WORK REQUIRED:
Restate word for word the line containing "Serialize everything readable" and all remaining lines of the entries below.
DATASET CONTENT: Begin
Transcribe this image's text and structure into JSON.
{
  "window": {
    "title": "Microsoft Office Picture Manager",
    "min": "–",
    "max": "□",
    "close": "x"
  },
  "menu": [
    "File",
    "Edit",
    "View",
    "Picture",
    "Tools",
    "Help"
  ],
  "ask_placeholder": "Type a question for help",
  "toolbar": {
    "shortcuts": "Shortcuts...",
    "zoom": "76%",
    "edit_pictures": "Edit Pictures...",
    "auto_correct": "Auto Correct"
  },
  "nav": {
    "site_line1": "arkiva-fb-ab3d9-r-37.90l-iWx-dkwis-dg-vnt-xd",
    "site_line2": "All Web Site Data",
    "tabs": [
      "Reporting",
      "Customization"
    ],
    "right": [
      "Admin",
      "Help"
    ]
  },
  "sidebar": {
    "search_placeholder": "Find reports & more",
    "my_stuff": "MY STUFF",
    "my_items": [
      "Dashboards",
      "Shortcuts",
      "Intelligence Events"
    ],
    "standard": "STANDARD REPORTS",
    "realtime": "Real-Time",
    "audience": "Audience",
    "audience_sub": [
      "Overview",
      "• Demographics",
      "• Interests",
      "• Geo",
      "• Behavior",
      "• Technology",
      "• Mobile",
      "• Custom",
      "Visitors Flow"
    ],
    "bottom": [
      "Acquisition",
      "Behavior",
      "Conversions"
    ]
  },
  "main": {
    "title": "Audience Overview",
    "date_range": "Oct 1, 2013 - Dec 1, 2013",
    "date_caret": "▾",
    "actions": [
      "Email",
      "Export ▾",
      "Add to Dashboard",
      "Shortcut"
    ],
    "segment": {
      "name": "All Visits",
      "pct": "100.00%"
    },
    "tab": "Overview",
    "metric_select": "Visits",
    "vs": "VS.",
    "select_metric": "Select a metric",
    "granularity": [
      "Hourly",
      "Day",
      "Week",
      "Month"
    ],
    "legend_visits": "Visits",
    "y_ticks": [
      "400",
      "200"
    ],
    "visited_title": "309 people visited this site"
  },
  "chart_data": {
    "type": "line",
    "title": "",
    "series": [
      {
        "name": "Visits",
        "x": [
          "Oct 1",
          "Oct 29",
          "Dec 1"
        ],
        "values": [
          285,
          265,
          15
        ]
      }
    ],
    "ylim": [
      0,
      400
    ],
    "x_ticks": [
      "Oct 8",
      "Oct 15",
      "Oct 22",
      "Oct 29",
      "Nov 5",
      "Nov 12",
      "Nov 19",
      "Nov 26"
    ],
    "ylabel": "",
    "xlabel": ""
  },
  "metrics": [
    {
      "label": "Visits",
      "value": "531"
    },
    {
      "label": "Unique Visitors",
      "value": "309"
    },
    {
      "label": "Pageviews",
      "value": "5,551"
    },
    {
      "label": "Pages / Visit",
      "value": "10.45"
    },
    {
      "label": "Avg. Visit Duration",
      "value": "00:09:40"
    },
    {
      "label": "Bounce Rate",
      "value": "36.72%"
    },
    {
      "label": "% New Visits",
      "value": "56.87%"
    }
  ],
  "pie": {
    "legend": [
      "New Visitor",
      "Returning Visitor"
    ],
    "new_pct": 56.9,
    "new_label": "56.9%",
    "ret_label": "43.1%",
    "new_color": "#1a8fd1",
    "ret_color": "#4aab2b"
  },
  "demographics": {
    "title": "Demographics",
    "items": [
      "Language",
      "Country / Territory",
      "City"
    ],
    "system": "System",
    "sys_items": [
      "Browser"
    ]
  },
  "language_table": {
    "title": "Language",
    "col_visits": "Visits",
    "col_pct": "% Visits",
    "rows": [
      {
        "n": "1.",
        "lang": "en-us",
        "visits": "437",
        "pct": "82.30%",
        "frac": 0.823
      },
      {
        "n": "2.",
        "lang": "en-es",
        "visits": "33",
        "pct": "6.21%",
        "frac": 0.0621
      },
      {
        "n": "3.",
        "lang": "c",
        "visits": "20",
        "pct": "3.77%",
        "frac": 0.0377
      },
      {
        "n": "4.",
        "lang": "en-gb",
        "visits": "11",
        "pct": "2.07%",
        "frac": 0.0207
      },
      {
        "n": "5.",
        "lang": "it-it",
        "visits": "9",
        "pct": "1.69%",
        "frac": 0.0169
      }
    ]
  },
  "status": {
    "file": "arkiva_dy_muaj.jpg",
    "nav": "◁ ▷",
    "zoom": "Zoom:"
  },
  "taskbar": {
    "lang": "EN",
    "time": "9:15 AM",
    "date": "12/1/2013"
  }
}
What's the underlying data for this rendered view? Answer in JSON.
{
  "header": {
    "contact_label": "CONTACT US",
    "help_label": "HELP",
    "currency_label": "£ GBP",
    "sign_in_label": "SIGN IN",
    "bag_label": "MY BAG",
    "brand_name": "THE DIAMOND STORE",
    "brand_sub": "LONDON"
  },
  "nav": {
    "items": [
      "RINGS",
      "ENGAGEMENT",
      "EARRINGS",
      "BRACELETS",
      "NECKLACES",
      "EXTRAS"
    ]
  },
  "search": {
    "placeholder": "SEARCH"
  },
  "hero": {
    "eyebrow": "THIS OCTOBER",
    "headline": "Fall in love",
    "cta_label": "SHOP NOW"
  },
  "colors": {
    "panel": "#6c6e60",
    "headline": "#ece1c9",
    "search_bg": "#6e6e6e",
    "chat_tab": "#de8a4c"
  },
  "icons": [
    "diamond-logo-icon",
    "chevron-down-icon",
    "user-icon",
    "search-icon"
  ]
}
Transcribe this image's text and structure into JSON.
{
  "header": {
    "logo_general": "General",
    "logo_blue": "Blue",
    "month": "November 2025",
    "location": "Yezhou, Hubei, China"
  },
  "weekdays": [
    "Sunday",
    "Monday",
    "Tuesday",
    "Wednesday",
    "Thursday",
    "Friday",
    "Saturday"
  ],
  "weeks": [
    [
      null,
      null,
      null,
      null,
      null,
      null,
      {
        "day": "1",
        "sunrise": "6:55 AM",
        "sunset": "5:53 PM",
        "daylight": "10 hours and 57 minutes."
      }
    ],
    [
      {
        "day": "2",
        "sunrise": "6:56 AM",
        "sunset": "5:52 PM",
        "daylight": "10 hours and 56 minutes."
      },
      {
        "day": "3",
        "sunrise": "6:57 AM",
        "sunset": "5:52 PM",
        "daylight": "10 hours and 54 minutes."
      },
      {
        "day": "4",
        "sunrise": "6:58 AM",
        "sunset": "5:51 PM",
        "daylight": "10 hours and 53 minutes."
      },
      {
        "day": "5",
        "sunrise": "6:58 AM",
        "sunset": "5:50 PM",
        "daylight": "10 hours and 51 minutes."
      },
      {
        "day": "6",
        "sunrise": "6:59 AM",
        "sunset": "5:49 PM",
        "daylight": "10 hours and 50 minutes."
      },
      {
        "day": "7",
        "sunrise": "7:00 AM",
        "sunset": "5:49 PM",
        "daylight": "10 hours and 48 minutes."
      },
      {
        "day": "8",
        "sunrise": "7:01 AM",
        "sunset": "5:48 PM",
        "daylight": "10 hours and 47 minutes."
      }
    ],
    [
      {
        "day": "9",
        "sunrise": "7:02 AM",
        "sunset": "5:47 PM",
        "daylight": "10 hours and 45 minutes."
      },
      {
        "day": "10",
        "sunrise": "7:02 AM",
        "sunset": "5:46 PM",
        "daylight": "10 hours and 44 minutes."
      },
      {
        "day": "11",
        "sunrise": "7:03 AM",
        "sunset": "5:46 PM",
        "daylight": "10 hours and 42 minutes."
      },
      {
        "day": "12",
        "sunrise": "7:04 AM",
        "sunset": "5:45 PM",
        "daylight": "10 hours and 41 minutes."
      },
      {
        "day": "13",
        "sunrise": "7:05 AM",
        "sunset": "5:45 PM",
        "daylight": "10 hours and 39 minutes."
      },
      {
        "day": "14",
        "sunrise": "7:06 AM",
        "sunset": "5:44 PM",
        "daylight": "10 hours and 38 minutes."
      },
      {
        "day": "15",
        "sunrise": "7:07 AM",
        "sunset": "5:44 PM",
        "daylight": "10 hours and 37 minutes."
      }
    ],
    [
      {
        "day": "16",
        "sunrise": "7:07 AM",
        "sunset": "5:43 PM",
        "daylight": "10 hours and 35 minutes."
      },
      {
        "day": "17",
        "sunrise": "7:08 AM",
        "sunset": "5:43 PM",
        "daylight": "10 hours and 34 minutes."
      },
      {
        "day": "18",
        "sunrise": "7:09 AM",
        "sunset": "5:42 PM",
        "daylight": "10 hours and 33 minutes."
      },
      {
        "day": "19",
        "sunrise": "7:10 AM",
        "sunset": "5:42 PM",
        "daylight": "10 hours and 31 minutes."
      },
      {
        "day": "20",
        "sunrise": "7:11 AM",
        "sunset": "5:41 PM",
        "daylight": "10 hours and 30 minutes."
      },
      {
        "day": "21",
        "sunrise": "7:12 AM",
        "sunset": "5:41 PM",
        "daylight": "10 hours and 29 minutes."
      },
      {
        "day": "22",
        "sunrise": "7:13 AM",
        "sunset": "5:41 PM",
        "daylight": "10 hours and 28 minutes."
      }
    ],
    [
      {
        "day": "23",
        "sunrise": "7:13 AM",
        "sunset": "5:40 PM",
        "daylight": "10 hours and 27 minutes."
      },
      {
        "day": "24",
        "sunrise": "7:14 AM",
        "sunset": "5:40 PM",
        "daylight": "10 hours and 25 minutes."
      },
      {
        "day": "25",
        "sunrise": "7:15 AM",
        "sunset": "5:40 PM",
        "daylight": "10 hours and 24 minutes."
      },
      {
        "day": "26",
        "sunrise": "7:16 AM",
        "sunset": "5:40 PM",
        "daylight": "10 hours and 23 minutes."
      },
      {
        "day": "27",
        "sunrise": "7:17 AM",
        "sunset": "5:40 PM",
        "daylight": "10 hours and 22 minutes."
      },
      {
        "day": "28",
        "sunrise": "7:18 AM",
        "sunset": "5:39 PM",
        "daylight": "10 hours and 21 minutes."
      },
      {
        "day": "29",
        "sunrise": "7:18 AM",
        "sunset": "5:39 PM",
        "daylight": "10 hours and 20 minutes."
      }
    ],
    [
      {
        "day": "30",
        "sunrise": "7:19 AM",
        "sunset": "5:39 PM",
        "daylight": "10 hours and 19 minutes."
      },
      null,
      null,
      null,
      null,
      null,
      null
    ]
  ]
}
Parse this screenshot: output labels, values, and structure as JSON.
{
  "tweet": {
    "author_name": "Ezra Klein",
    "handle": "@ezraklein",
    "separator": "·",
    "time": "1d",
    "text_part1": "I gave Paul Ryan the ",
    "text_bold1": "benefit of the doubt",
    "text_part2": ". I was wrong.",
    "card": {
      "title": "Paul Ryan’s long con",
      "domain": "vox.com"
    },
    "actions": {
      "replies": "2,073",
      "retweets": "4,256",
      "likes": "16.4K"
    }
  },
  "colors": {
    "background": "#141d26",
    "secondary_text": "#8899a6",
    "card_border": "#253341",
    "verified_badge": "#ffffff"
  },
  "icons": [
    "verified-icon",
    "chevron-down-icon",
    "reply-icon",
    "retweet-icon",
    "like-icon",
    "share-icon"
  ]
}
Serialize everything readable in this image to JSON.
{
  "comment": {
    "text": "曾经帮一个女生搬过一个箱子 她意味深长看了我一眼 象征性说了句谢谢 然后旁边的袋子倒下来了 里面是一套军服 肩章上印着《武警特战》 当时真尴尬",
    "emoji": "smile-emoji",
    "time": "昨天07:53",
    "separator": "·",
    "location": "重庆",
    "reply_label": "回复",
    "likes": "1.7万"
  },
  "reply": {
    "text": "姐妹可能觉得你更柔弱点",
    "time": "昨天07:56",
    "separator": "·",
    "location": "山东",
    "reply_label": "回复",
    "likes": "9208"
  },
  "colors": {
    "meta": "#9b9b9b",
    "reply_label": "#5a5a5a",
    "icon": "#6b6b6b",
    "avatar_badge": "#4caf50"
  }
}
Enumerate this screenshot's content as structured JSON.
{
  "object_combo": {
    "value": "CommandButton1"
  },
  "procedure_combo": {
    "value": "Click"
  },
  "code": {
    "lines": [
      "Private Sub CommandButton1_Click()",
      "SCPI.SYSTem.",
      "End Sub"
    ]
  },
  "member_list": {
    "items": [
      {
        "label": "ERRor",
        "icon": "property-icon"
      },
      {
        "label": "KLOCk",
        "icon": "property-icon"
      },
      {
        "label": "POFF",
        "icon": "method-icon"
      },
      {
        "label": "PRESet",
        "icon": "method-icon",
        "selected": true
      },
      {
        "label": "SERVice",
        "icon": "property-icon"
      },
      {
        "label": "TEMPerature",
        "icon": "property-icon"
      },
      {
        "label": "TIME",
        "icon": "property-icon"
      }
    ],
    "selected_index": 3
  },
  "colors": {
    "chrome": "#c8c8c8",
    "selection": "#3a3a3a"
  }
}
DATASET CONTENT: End
SOLUTION FOR THIS TASK:
Serialize everything readable in this image to JSON.
{
  "comment": {
    "text": "曾经帮一个女生搬过一个箱子 她意味深长看了我一眼 象征性说了句谢谢 然后旁边的袋子倒下来了 里面是一套军服 肩章上印着《武警特战》 当时真尴尬",
    "emoji": "smile-emoji",
    "time": "昨天07:53",
    "separator": "·",
    "location": "重庆",
    "reply_label": "回复",
    "likes": "1.7万"
  },
  "reply": {
    "text": "姐妹可能觉得你更柔弱点",
    "time": "昨天07:56",
    "separator": "·",
    "location": "山东",
    "reply_label": "回复",
    "likes": "9208"
  },
  "colors": {
    "meta": "#9b9b9b",
    "reply_label": "#5a5a5a",
    "icon": "#6b6b6b",
    "avatar_badge": "#4caf50"
  }
}
Enumerate this screenshot's content as structured JSON.
{
  "object_combo": {
    "value": "CommandButton1"
  },
  "procedure_combo": {
    "value": "Click"
  },
  "code": {
    "lines": [
      "Private Sub CommandButton1_Click()",
      "SCPI.SYSTem.",
      "End Sub"
    ]
  },
  "member_list": {
    "items": [
      {
        "label": "ERRor",
        "icon": "property-icon"
      },
      {
        "label": "KLOCk",
        "icon": "property-icon"
      },
      {
        "label": "POFF",
        "icon": "method-icon"
      },
      {
        "label": "PRESet",
        "icon": "method-icon",
        "selected": true
      },
      {
        "label": "SERVice",
        "icon": "property-icon"
      },
      {
        "label": "TEMPerature",
        "icon": "property-icon"
      },
      {
        "label": "TIME",
        "icon": "property-icon"
      }
    ],
    "selected_index": 3
  },
  "colors": {
    "chrome": "#c8c8c8",
    "selection": "#3a3a3a"
  }
}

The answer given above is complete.